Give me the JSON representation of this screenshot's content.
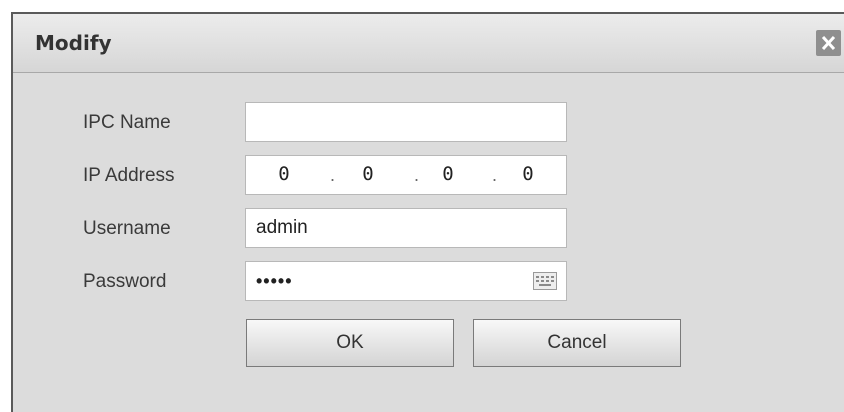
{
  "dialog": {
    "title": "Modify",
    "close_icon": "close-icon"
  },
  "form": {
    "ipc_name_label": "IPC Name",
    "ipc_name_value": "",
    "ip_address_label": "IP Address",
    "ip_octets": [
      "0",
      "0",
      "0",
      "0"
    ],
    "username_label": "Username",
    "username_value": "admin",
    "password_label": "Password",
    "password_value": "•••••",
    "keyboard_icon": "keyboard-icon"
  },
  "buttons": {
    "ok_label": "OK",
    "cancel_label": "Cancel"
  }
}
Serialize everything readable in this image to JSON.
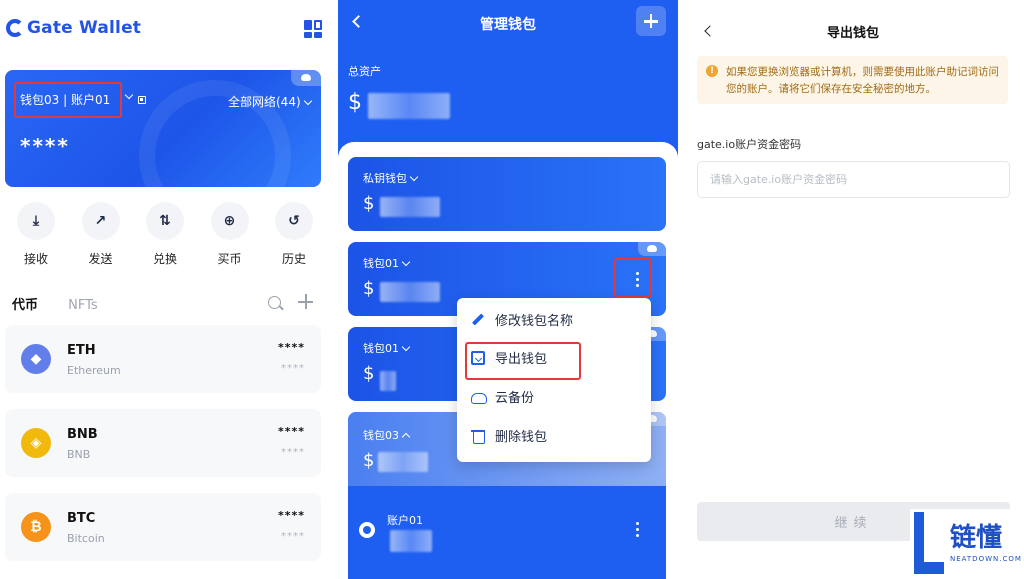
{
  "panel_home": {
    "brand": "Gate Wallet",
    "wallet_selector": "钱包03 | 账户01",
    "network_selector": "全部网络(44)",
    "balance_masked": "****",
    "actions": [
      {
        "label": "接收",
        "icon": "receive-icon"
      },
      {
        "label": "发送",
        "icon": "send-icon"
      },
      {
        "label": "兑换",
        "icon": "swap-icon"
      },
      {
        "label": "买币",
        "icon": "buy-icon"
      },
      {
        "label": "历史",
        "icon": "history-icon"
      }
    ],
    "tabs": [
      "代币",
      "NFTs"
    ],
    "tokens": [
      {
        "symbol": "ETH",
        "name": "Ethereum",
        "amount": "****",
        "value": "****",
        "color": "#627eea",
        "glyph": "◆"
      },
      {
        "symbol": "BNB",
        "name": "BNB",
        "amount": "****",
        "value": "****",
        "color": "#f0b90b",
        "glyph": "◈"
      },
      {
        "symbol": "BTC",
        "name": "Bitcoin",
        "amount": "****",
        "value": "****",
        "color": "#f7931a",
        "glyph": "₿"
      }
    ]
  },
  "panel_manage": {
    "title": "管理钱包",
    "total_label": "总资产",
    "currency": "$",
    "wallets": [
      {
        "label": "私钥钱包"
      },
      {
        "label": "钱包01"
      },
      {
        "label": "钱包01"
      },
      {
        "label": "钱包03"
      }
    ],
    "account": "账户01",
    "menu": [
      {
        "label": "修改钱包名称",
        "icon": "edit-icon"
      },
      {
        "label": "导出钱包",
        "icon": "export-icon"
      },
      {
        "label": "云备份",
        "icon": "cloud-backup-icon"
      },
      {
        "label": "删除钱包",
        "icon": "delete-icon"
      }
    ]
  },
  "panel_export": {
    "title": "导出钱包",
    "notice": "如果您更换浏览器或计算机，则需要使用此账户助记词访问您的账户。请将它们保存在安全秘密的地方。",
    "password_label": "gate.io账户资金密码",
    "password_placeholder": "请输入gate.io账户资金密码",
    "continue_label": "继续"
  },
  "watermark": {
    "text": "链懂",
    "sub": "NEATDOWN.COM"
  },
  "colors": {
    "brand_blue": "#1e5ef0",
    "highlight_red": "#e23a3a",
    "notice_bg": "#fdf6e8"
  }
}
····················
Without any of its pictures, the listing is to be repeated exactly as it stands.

Give me the JSON representation of this screenshot's content.
{
  "dialog": {
    "title": "Modify",
    "close_icon": "close-icon"
  },
  "form": {
    "ipc_name_label": "IPC Name",
    "ipc_name_value": "",
    "ip_address_label": "IP Address",
    "ip_octets": [
      "0",
      "0",
      "0",
      "0"
    ],
    "username_label": "Username",
    "username_value": "admin",
    "password_label": "Password",
    "password_value": "•••••",
    "keyboard_icon": "keyboard-icon"
  },
  "buttons": {
    "ok_label": "OK",
    "cancel_label": "Cancel"
  }
}
Serialize everything readable in this image to JSON.
{
  "panel_home": {
    "brand": "Gate Wallet",
    "wallet_selector": "钱包03 | 账户01",
    "network_selector": "全部网络(44)",
    "balance_masked": "****",
    "actions": [
      {
        "label": "接收",
        "icon": "receive-icon"
      },
      {
        "label": "发送",
        "icon": "send-icon"
      },
      {
        "label": "兑换",
        "icon": "swap-icon"
      },
      {
        "label": "买币",
        "icon": "buy-icon"
      },
      {
        "label": "历史",
        "icon": "history-icon"
      }
    ],
    "tabs": [
      "代币",
      "NFTs"
    ],
    "tokens": [
      {
        "symbol": "ETH",
        "name": "Ethereum",
        "amount": "****",
        "value": "****",
        "color": "#627eea",
        "glyph": "◆"
      },
      {
        "symbol": "BNB",
        "name": "BNB",
        "amount": "****",
        "value": "****",
        "color": "#f0b90b",
        "glyph": "◈"
      },
      {
        "symbol": "BTC",
        "name": "Bitcoin",
        "amount": "****",
        "value": "****",
        "color": "#f7931a",
        "glyph": "₿"
      }
    ]
  },
  "panel_manage": {
    "title": "管理钱包",
    "total_label": "总资产",
    "currency": "$",
    "wallets": [
      {
        "label": "私钥钱包"
      },
      {
        "label": "钱包01"
      },
      {
        "label": "钱包01"
      },
      {
        "label": "钱包03"
      }
    ],
    "account": "账户01",
    "menu": [
      {
        "label": "修改钱包名称",
        "icon": "edit-icon"
      },
      {
        "label": "导出钱包",
        "icon": "export-icon"
      },
      {
        "label": "云备份",
        "icon": "cloud-backup-icon"
      },
      {
        "label": "删除钱包",
        "icon": "delete-icon"
      }
    ]
  },
  "panel_export": {
    "title": "导出钱包",
    "notice": "如果您更换浏览器或计算机，则需要使用此账户助记词访问您的账户。请将它们保存在安全秘密的地方。",
    "password_label": "gate.io账户资金密码",
    "password_placeholder": "请输入gate.io账户资金密码",
    "continue_label": "继续"
  },
  "watermark": {
    "text": "链懂",
    "sub": "NEATDOWN.COM"
  },
  "colors": {
    "brand_blue": "#1e5ef0",
    "highlight_red": "#e23a3a",
    "notice_bg": "#fdf6e8"
  }
}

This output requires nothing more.